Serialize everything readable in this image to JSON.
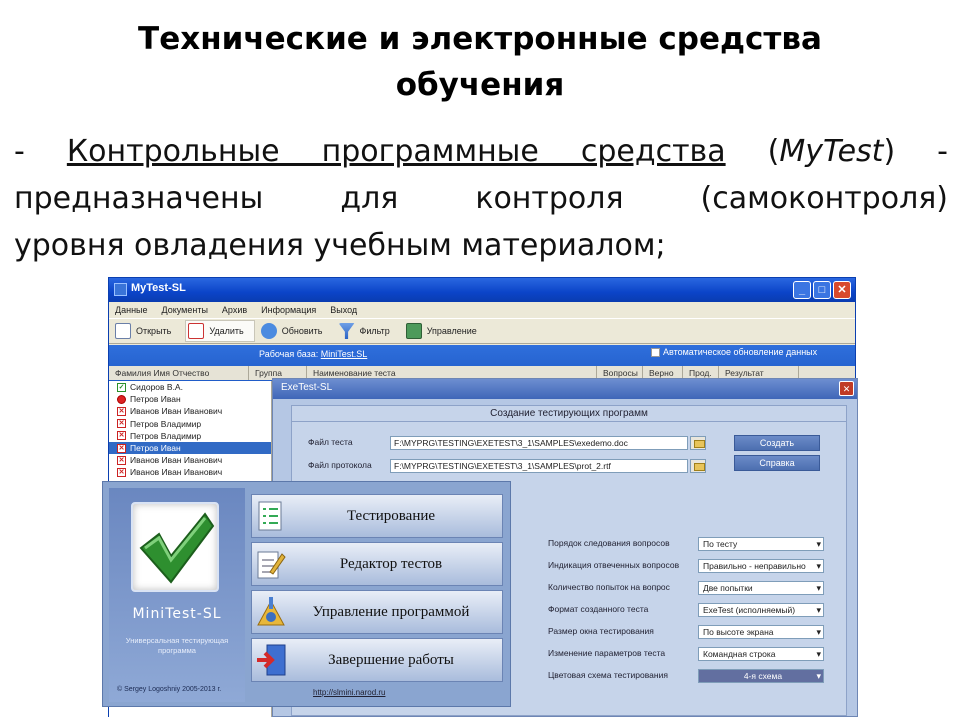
{
  "slide": {
    "title_line1": "Технические и электронные средства",
    "title_line2": "обучения",
    "dash": "- ",
    "term": "Контрольные программные средства",
    "paren_open": " (",
    "product": "MyTest",
    "paren_close": ") -",
    "line2": "предназначены для контроля (самоконтроля)",
    "line3": "уровня овладения учебным материалом;"
  },
  "mytest_window": {
    "title": "MyTest-SL",
    "menu": [
      "Данные",
      "Документы",
      "Архив",
      "Информация",
      "Выход"
    ],
    "toolbar": [
      "Открыть",
      "Удалить",
      "Обновить",
      "Фильтр",
      "Управление"
    ],
    "base_label": "Рабочая база:",
    "base_value": "MiniTest.SL",
    "auto_update_label": "Автоматическое обновление данных",
    "columns": [
      "Фамилия Имя Отчество",
      "Группа",
      "Наименование теста",
      "Вопросы",
      "Верно",
      "Прод.",
      "Результат"
    ],
    "users": [
      {
        "name": "Сидоров В.А.",
        "status": "ok"
      },
      {
        "name": "Петров Иван",
        "status": "stop"
      },
      {
        "name": "Иванов Иван Иванович",
        "status": "bad"
      },
      {
        "name": "Петров Владимир",
        "status": "bad"
      },
      {
        "name": "Петров Владимир",
        "status": "bad"
      },
      {
        "name": "Петров Иван",
        "status": "bad",
        "selected": true
      },
      {
        "name": "Иванов Иван Иванович",
        "status": "bad"
      },
      {
        "name": "Иванов Иван Иванович",
        "status": "bad"
      }
    ]
  },
  "exetest_window": {
    "title": "ExeTest-SL",
    "header": "Создание тестирующих программ",
    "test_file_label": "Файл теста",
    "test_file_value": "F:\\MYPRG\\TESTING\\EXETEST\\3_1\\SAMPLES\\exedemo.doc",
    "protocol_file_label": "Файл протокола",
    "protocol_file_value": "F:\\MYPRG\\TESTING\\EXETEST\\3_1\\SAMPLES\\prot_2.rtf",
    "create_button": "Создать",
    "help_button": "Справка",
    "settings": [
      {
        "label": "Порядок следования вопросов",
        "value": "По тесту"
      },
      {
        "label": "Индикация отвеченных вопросов",
        "value": "Правильно - неправильно"
      },
      {
        "label": "Количество попыток на вопрос",
        "value": "Две попытки"
      },
      {
        "label": "Формат созданного теста",
        "value": "ExeTest (исполняемый)"
      },
      {
        "label": "Размер окна тестирования",
        "value": "По высоте экрана"
      },
      {
        "label": "Изменение параметров теста",
        "value": "Командная строка"
      },
      {
        "label": "Цветовая схема тестирования",
        "value": "4-я схема"
      }
    ]
  },
  "minitest_window": {
    "app_name": "MiniTest-SL",
    "subtitle": "Универсальная тестирующая программа",
    "copyright": "© Sergey Logoshniy 2005-2013 г.",
    "url": "http://slmini.narod.ru",
    "buttons": [
      "Тестирование",
      "Редактор тестов",
      "Управление программой",
      "Завершение работы"
    ]
  }
}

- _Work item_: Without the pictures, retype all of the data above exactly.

- _Written answer_:
Serialize everything readable in this image to JSON.
{
  "slide": {
    "title_line1": "Технические и электронные средства",
    "title_line2": "обучения",
    "dash": "- ",
    "term": "Контрольные программные средства",
    "paren_open": " (",
    "product": "MyTest",
    "paren_close": ") -",
    "line2": "предназначены для контроля (самоконтроля)",
    "line3": "уровня овладения учебным материалом;"
  },
  "mytest_window": {
    "title": "MyTest-SL",
    "menu": [
      "Данные",
      "Документы",
      "Архив",
      "Информация",
      "Выход"
    ],
    "toolbar": [
      "Открыть",
      "Удалить",
      "Обновить",
      "Фильтр",
      "Управление"
    ],
    "base_label": "Рабочая база:",
    "base_value": "MiniTest.SL",
    "auto_update_label": "Автоматическое обновление данных",
    "columns": [
      "Фамилия Имя Отчество",
      "Группа",
      "Наименование теста",
      "Вопросы",
      "Верно",
      "Прод.",
      "Результат"
    ],
    "users": [
      {
        "name": "Сидоров В.А.",
        "status": "ok"
      },
      {
        "name": "Петров Иван",
        "status": "stop"
      },
      {
        "name": "Иванов Иван Иванович",
        "status": "bad"
      },
      {
        "name": "Петров Владимир",
        "status": "bad"
      },
      {
        "name": "Петров Владимир",
        "status": "bad"
      },
      {
        "name": "Петров Иван",
        "status": "bad",
        "selected": true
      },
      {
        "name": "Иванов Иван Иванович",
        "status": "bad"
      },
      {
        "name": "Иванов Иван Иванович",
        "status": "bad"
      }
    ]
  },
  "exetest_window": {
    "title": "ExeTest-SL",
    "header": "Создание тестирующих программ",
    "test_file_label": "Файл теста",
    "test_file_value": "F:\\MYPRG\\TESTING\\EXETEST\\3_1\\SAMPLES\\exedemo.doc",
    "protocol_file_label": "Файл протокола",
    "protocol_file_value": "F:\\MYPRG\\TESTING\\EXETEST\\3_1\\SAMPLES\\prot_2.rtf",
    "create_button": "Создать",
    "help_button": "Справка",
    "settings": [
      {
        "label": "Порядок следования вопросов",
        "value": "По тесту"
      },
      {
        "label": "Индикация отвеченных вопросов",
        "value": "Правильно - неправильно"
      },
      {
        "label": "Количество попыток на вопрос",
        "value": "Две попытки"
      },
      {
        "label": "Формат созданного теста",
        "value": "ExeTest (исполняемый)"
      },
      {
        "label": "Размер окна тестирования",
        "value": "По высоте экрана"
      },
      {
        "label": "Изменение параметров теста",
        "value": "Командная строка"
      },
      {
        "label": "Цветовая схема тестирования",
        "value": "4-я схема"
      }
    ]
  },
  "minitest_window": {
    "app_name": "MiniTest-SL",
    "subtitle": "Универсальная тестирующая программа",
    "copyright": "© Sergey Logoshniy 2005-2013 г.",
    "url": "http://slmini.narod.ru",
    "buttons": [
      "Тестирование",
      "Редактор тестов",
      "Управление программой",
      "Завершение работы"
    ]
  }
}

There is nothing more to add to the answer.